The task:
Each record below needs to be reproduced precisely, though not its pictures.

Information provided:
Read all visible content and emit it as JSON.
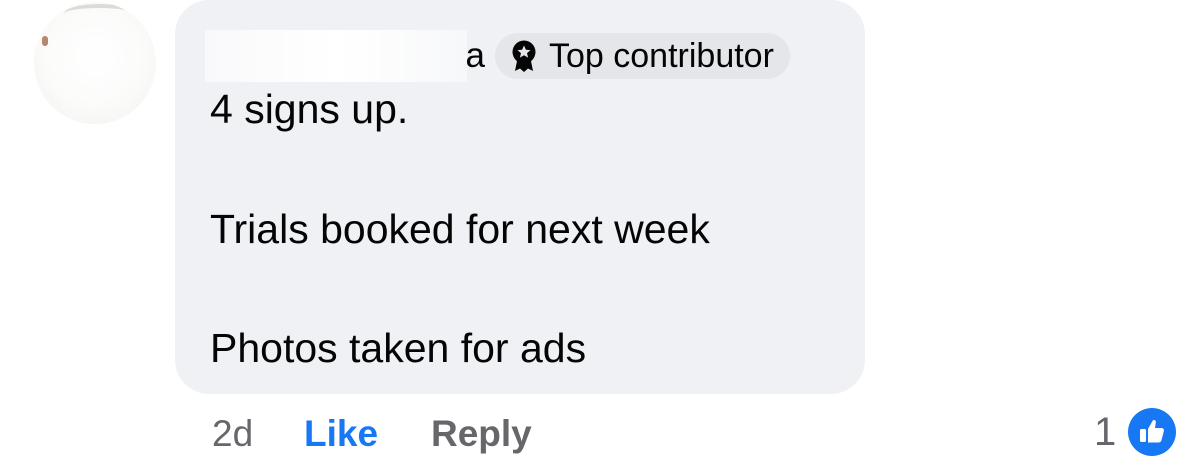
{
  "comment": {
    "author_visible_suffix": "a",
    "badge_label": "Top contributor",
    "badge_icon": "award-medal-icon",
    "lines": [
      "4 signs up.",
      "Trials booked for next week",
      "Photos taken for ads"
    ]
  },
  "actions": {
    "timestamp": "2d",
    "like_label": "Like",
    "reply_label": "Reply"
  },
  "reactions": {
    "count": "1",
    "icon": "thumbs-up-icon"
  },
  "colors": {
    "bubble_bg": "#eff1f5",
    "badge_bg": "#e4e6ea",
    "like_blue": "#1877f2",
    "secondary_text": "#65676b",
    "primary_text": "#050505"
  }
}
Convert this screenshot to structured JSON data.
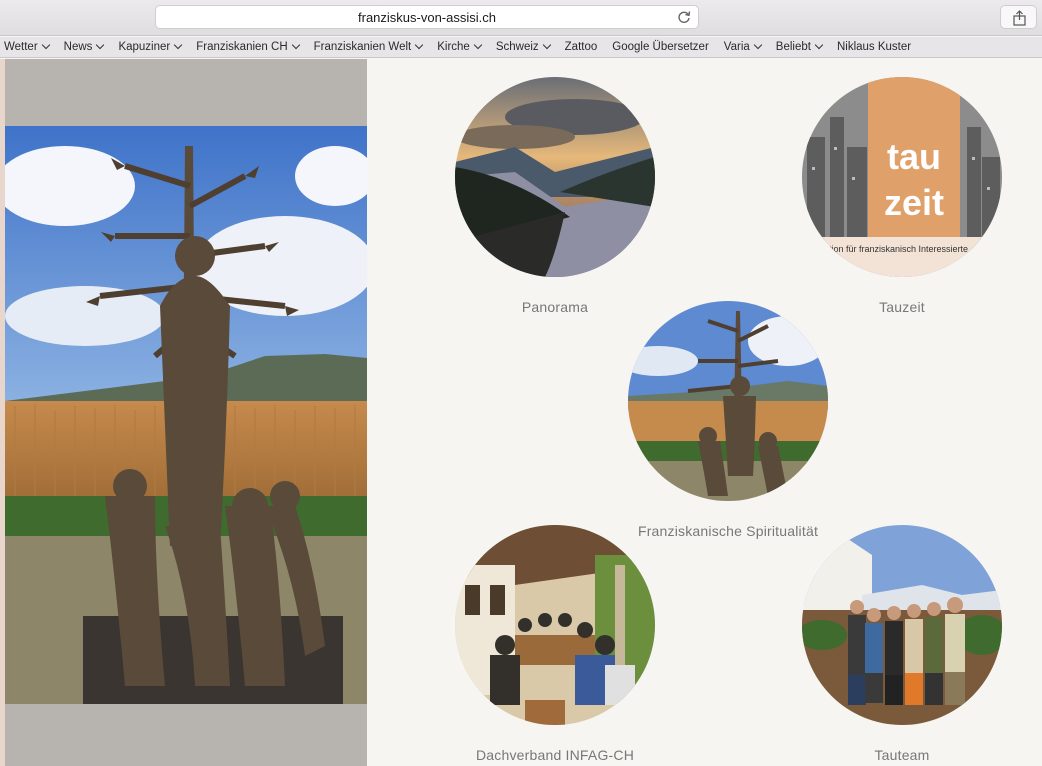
{
  "browser": {
    "url": "franziskus-von-assisi.ch",
    "bookmarks": [
      {
        "label": "Wetter",
        "menu": true
      },
      {
        "label": "News",
        "menu": true
      },
      {
        "label": "Kapuziner",
        "menu": true
      },
      {
        "label": "Franziskanien CH",
        "menu": true
      },
      {
        "label": "Franziskanien Welt",
        "menu": true
      },
      {
        "label": "Kirche",
        "menu": true
      },
      {
        "label": "Schweiz",
        "menu": true
      },
      {
        "label": "Zattoo",
        "menu": false
      },
      {
        "label": "Google Übersetzer",
        "menu": false
      },
      {
        "label": "Varia",
        "menu": true
      },
      {
        "label": "Beliebt",
        "menu": true
      },
      {
        "label": "Niklaus Kuster",
        "menu": false
      }
    ]
  },
  "tiles": [
    {
      "id": "panorama",
      "caption": "Panorama"
    },
    {
      "id": "tauzeit",
      "caption": "Tauzeit",
      "logo_top": "tau",
      "logo_bottom": "zeit",
      "strip_text": "ation für franziskanisch Interessierte"
    },
    {
      "id": "spiritualitaet",
      "caption": "Franziskanische Spiritualität"
    },
    {
      "id": "infag",
      "caption": "Dachverband INFAG-CH"
    },
    {
      "id": "tauteam",
      "caption": "Tauteam"
    }
  ],
  "colors": {
    "left_column": "#b7b3ae",
    "page_background": "#f7f5f1",
    "tauzeit_orange": "#e0a06a"
  }
}
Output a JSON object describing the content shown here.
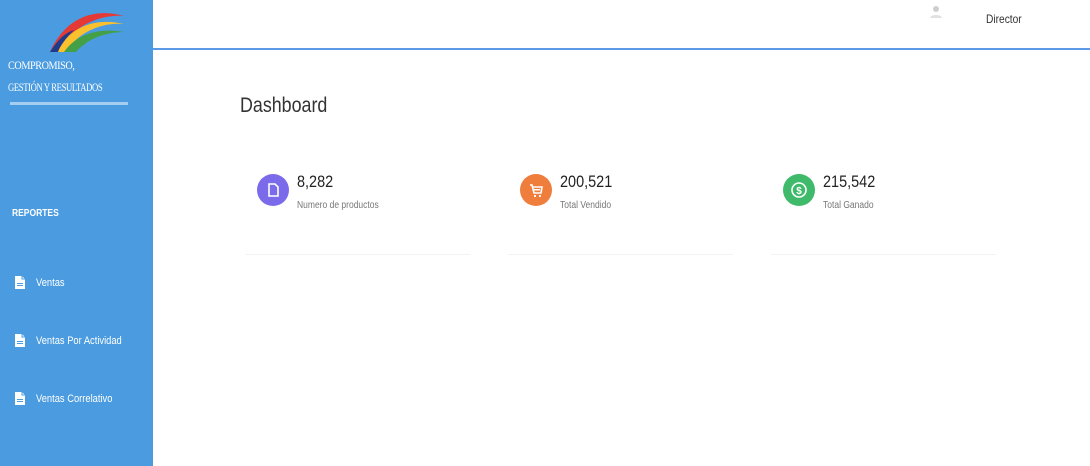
{
  "sidebar": {
    "logo": {
      "line1": "COMPROMISO,",
      "line2": "GESTIÓN Y RESULTADOS"
    },
    "section_title": "REPORTES",
    "items": [
      {
        "label": "Ventas",
        "icon": "document-icon"
      },
      {
        "label": "Ventas Por Actividad",
        "icon": "document-icon"
      },
      {
        "label": "Ventas Correlativo",
        "icon": "document-icon"
      }
    ]
  },
  "header": {
    "avatar_icon": "user-avatar-icon",
    "role": "Director"
  },
  "main": {
    "title": "Dashboard",
    "cards": [
      {
        "value": "8,282",
        "caption": "Numero de productos",
        "icon": "document-icon",
        "color": "#7b6bea"
      },
      {
        "value": "200,521",
        "caption": "Total Vendido",
        "icon": "cart-icon",
        "color": "#ef7d3c"
      },
      {
        "value": "215,542",
        "caption": "Total Ganado",
        "icon": "dollar-icon",
        "color": "#3fba6a"
      }
    ]
  },
  "colors": {
    "sidebar": "#4a9be0",
    "header_border": "#5b9ae6"
  }
}
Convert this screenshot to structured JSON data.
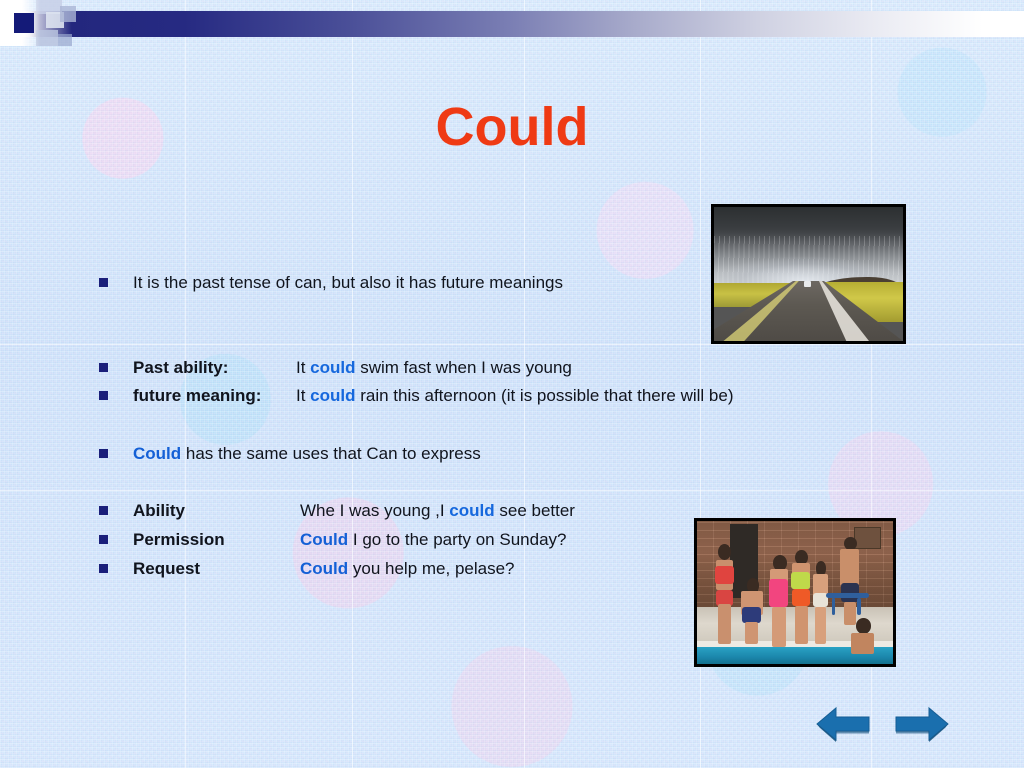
{
  "slide": {
    "title": "Could",
    "title_color": "#ef3a14",
    "accent_blue": "#1668dd",
    "bullet_color": "#1a1f7a",
    "body_text_color": "#10141d"
  },
  "content_blocks": [
    {
      "id": "intro",
      "bullet": "■",
      "label": "",
      "text": "It is the past tense of can, but also it has future meanings"
    },
    {
      "id": "past-ability",
      "bullet": "■",
      "label": "Past ability:",
      "text_before": "It ",
      "keyword": "could",
      "text_after": " swim fast when I was young"
    },
    {
      "id": "future-meaning",
      "bullet": "■",
      "label": "future meaning:",
      "text_before": "It ",
      "keyword": "could",
      "text_after": " rain this afternoon (it is possible that there will be)"
    },
    {
      "id": "same-uses",
      "bullet": "■",
      "label": "",
      "keyword": "Could",
      "text_after": " has the same uses that Can to express"
    },
    {
      "id": "ability",
      "bullet": "■",
      "label": "Ability",
      "text_before": "Whe I was young ,I ",
      "keyword": "could",
      "text_after": " see better"
    },
    {
      "id": "permission",
      "bullet": "■",
      "label": "Permission",
      "text_before": "",
      "keyword": "Could",
      "text_after": " I go to the party on Sunday?"
    },
    {
      "id": "request",
      "bullet": "■",
      "label": "Request",
      "text_before": "",
      "keyword": "Could",
      "text_after": " you help me, pelase?"
    }
  ],
  "images": [
    {
      "id": "storm-photo",
      "name": "storm-over-highway-photo",
      "description": "Dark storm clouds and rain over a straight highway through yellow fields"
    },
    {
      "id": "pool-photo",
      "name": "swimming-pool-children-photo",
      "description": "Children in swimsuits standing at the edge of an indoor swimming pool"
    }
  ],
  "navigation": {
    "previous_label": "Previous slide",
    "next_label": "Next slide",
    "arrow_color": "#1a6fae"
  },
  "decor": {
    "band_dark_color": "#23277e",
    "band_square_color": "#141a78"
  }
}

Final answer:
Read all visible content and emit it as JSON.
{
  "comment": {
    "author_visible_suffix": "a",
    "badge_label": "Top contributor",
    "badge_icon": "award-medal-icon",
    "lines": [
      "4 signs up.",
      "Trials booked for next week",
      "Photos taken for ads"
    ]
  },
  "actions": {
    "timestamp": "2d",
    "like_label": "Like",
    "reply_label": "Reply"
  },
  "reactions": {
    "count": "1",
    "icon": "thumbs-up-icon"
  },
  "colors": {
    "bubble_bg": "#eff1f5",
    "badge_bg": "#e4e6ea",
    "like_blue": "#1877f2",
    "secondary_text": "#65676b",
    "primary_text": "#050505"
  }
}
Convert this screenshot to structured JSON data.
{
  "browser": {
    "url": "franziskus-von-assisi.ch",
    "bookmarks": [
      {
        "label": "Wetter",
        "menu": true
      },
      {
        "label": "News",
        "menu": true
      },
      {
        "label": "Kapuziner",
        "menu": true
      },
      {
        "label": "Franziskanien CH",
        "menu": true
      },
      {
        "label": "Franziskanien Welt",
        "menu": true
      },
      {
        "label": "Kirche",
        "menu": true
      },
      {
        "label": "Schweiz",
        "menu": true
      },
      {
        "label": "Zattoo",
        "menu": false
      },
      {
        "label": "Google Übersetzer",
        "menu": false
      },
      {
        "label": "Varia",
        "menu": true
      },
      {
        "label": "Beliebt",
        "menu": true
      },
      {
        "label": "Niklaus Kuster",
        "menu": false
      }
    ]
  },
  "tiles": [
    {
      "id": "panorama",
      "caption": "Panorama"
    },
    {
      "id": "tauzeit",
      "caption": "Tauzeit",
      "logo_top": "tau",
      "logo_bottom": "zeit",
      "strip_text": "ation für franziskanisch Interessierte"
    },
    {
      "id": "spiritualitaet",
      "caption": "Franziskanische Spiritualität"
    },
    {
      "id": "infag",
      "caption": "Dachverband INFAG-CH"
    },
    {
      "id": "tauteam",
      "caption": "Tauteam"
    }
  ],
  "colors": {
    "left_column": "#b7b3ae",
    "page_background": "#f7f5f1",
    "tauzeit_orange": "#e0a06a"
  }
}
Output a JSON object describing the content shown here.
{
  "sidebar": {
    "logo": {
      "line1": "COMPROMISO,",
      "line2": "GESTIÓN Y RESULTADOS"
    },
    "section_title": "REPORTES",
    "items": [
      {
        "label": "Ventas",
        "icon": "document-icon"
      },
      {
        "label": "Ventas Por Actividad",
        "icon": "document-icon"
      },
      {
        "label": "Ventas Correlativo",
        "icon": "document-icon"
      }
    ]
  },
  "header": {
    "avatar_icon": "user-avatar-icon",
    "role": "Director"
  },
  "main": {
    "title": "Dashboard",
    "cards": [
      {
        "value": "8,282",
        "caption": "Numero de productos",
        "icon": "document-icon",
        "color": "#7b6bea"
      },
      {
        "value": "200,521",
        "caption": "Total Vendido",
        "icon": "cart-icon",
        "color": "#ef7d3c"
      },
      {
        "value": "215,542",
        "caption": "Total Ganado",
        "icon": "dollar-icon",
        "color": "#3fba6a"
      }
    ]
  },
  "colors": {
    "sidebar": "#4a9be0",
    "header_border": "#5b9ae6"
  }
}
Convert this screenshot to structured JSON data.
{
  "slide": {
    "title": "Could",
    "title_color": "#ef3a14",
    "accent_blue": "#1668dd",
    "bullet_color": "#1a1f7a",
    "body_text_color": "#10141d"
  },
  "content_blocks": [
    {
      "id": "intro",
      "bullet": "■",
      "label": "",
      "text": "It is the past tense of can, but also it has future meanings"
    },
    {
      "id": "past-ability",
      "bullet": "■",
      "label": "Past ability:",
      "text_before": "It ",
      "keyword": "could",
      "text_after": " swim fast when I was young"
    },
    {
      "id": "future-meaning",
      "bullet": "■",
      "label": "future meaning:",
      "text_before": "It ",
      "keyword": "could",
      "text_after": " rain this afternoon (it is possible that there will be)"
    },
    {
      "id": "same-uses",
      "bullet": "■",
      "label": "",
      "keyword": "Could",
      "text_after": " has the same uses that Can to express"
    },
    {
      "id": "ability",
      "bullet": "■",
      "label": "Ability",
      "text_before": "Whe I was young ,I ",
      "keyword": "could",
      "text_after": " see better"
    },
    {
      "id": "permission",
      "bullet": "■",
      "label": "Permission",
      "text_before": "",
      "keyword": "Could",
      "text_after": " I go to the party on Sunday?"
    },
    {
      "id": "request",
      "bullet": "■",
      "label": "Request",
      "text_before": "",
      "keyword": "Could",
      "text_after": " you help me, pelase?"
    }
  ],
  "images": [
    {
      "id": "storm-photo",
      "name": "storm-over-highway-photo",
      "description": "Dark storm clouds and rain over a straight highway through yellow fields"
    },
    {
      "id": "pool-photo",
      "name": "swimming-pool-children-photo",
      "description": "Children in swimsuits standing at the edge of an indoor swimming pool"
    }
  ],
  "navigation": {
    "previous_label": "Previous slide",
    "next_label": "Next slide",
    "arrow_color": "#1a6fae"
  },
  "decor": {
    "band_dark_color": "#23277e",
    "band_square_color": "#141a78"
  }
}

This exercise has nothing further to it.